Shooting sports usually calls for a super fast shutter speed to freeze peak action or capture reaction/emotion. Sometimes however, it’s good to do just the opposite – something I like to call painting with motion – using a very slow shutter speed and following the movement. This is more commonly called panning, or dragging your shutter.
I wanted to challenge myself this past weekend at a local bicycle race, using this technique. And to make it even more of a challenge, I chose to stick with a super slow shutter of 1/2 of a second.
What I like about painting with motion is that you never know what you’ll get. The motion of the camera following the motion of the racers creates unusual results that you can’t predict and that’s what I love about this technique. Trying to follow the racers as they speed by at 30-35mph can be quite a challenge, especially with a 1/2 of a second shutter. You just do the best you can, and sometimes your mistakes can actually work in your favor, producing an interesting effect that you couldn’t predict.
To get proper exposure with a shutter speed of 1/2 of a second in bright daylight, a neutral density filter is needed. I used a B+W 3.0 – 1000X ND filter which allowed me to shoot at 1/2 second at F5-5.6 at ISO 200-320 in bright daylight. This filter gives you 10 stops of light reduction. Shooting through such a filter with a DSLR however offers a challenge – it’s so dark that you cannot see your image! Hard to follow movement when looking through a black viewfinder! Easy fix however if you have live view capability on your DSLR.
A few more tips for a more successful shoot :
1. Shoot in RAW mode as you will have some color shift with the filter.
2. Use the center focusing square to target your subject and try to keep it on your subject as you make your long exposure.
3. Auto focus will not work if you are using the 1,000X ND filter so you need to manually focus before attaching the filter or use the live view mode.
4. It also helps to lock on to your subject way before you shoot, moving your body from the waist up with elbows tucked to your sides as you trip the shutter. Trying to time your movement to the action is the challenge.
5. Change your background for different effects. Sometimes a cluttered, contrasty background works better.
6. Shoot a lot and try different shutter speeds for different effects. For this outing I kept it at .5 second just for the challenge.

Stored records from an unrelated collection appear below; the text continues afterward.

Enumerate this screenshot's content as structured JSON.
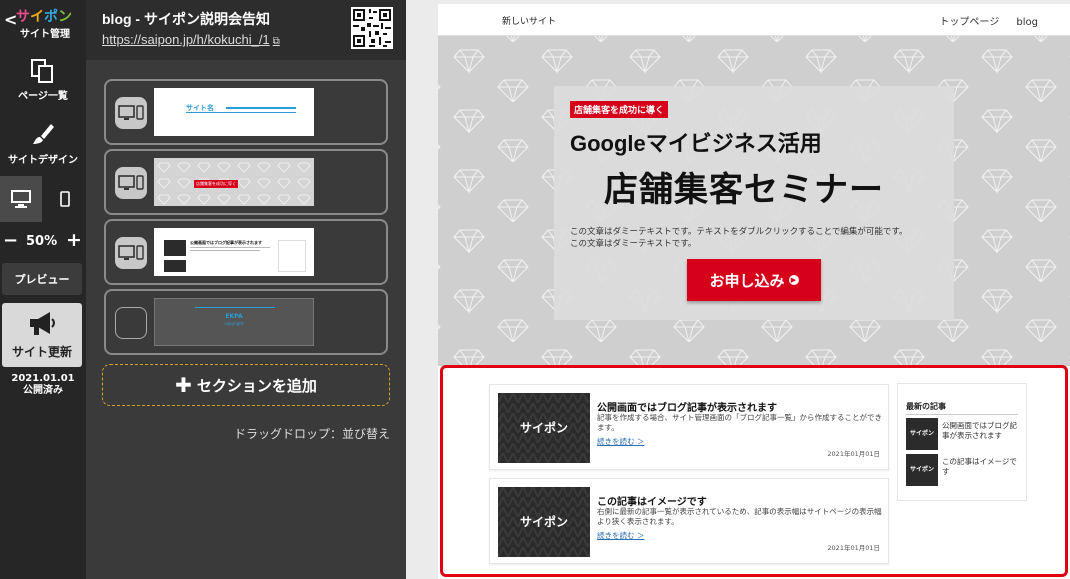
{
  "rail": {
    "logo_back": "<",
    "logo_text": [
      "サ",
      "イ",
      "ポ",
      "ン",
      ""
    ],
    "logo_sub": "サイト管理",
    "pages_label": "ページ一覧",
    "design_label": "サイトデザイン",
    "zoom_minus": "−",
    "zoom_value": "50%",
    "zoom_plus": "+",
    "preview_label": "プレビュー",
    "update_label": "サイト更新",
    "publish_date": "2021.01.01",
    "publish_status": "公開済み"
  },
  "panel": {
    "title": "blog - サイポン説明会告知",
    "url": "https://saipon.jp/h/kokuchi_/1",
    "add_section_label": "セクションを追加",
    "drag_hint": "ドラッグドロップ：並び替え",
    "thumbs": {
      "header_site_name": "サイト名",
      "hero_tag": "店舗集客を成功に導く",
      "blog_title": "公開画面ではブログ記事が表示されます",
      "footer_logo": "EKPA",
      "footer_copy": "copyright"
    }
  },
  "site": {
    "name": "新しいサイト",
    "nav": [
      "トップページ",
      "blog"
    ],
    "hero": {
      "tag": "店舗集客を成功に導く",
      "line1": "Googleマイビジネス活用",
      "line2": "店舗集客セミナー",
      "desc1": "この文章はダミーテキストです。テキストをダブルクリックすることで編集が可能です。",
      "desc2": "この文章はダミーテキストです。",
      "cta": "お申し込み",
      "cta_arrow": "▶"
    },
    "posts": [
      {
        "image_label": "サイポン",
        "title": "公開画面ではブログ記事が表示されます",
        "body": "記事を作成する場合、サイト管理画面の「ブログ記事一覧」から作成することができます。",
        "more": "続きを読む ＞",
        "date": "2021年01月01日"
      },
      {
        "image_label": "サイポン",
        "title": "この記事はイメージです",
        "body": "右側に最新の記事一覧が表示されているため、記事の表示幅はサイトページの表示幅より狭く表示されます。",
        "more": "続きを読む ＞",
        "date": "2021年01月01日"
      }
    ],
    "sidebar": {
      "heading": "最新の記事",
      "items": [
        {
          "image_label": "サイポン",
          "text": "公開画面ではブログ記事が表示されます"
        },
        {
          "image_label": "サイポン",
          "text": "この記事はイメージです"
        }
      ]
    }
  },
  "colors": {
    "accent_red": "#d7001b",
    "selection_red": "#e00012",
    "add_section_border": "#d6a22a",
    "rail_bg": "#262626"
  }
}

I will be leading a sports photography workshop in May. See the post in our Upcoming Events column located at the top right of this page and for more info, contact me at firstname.lastname@example.org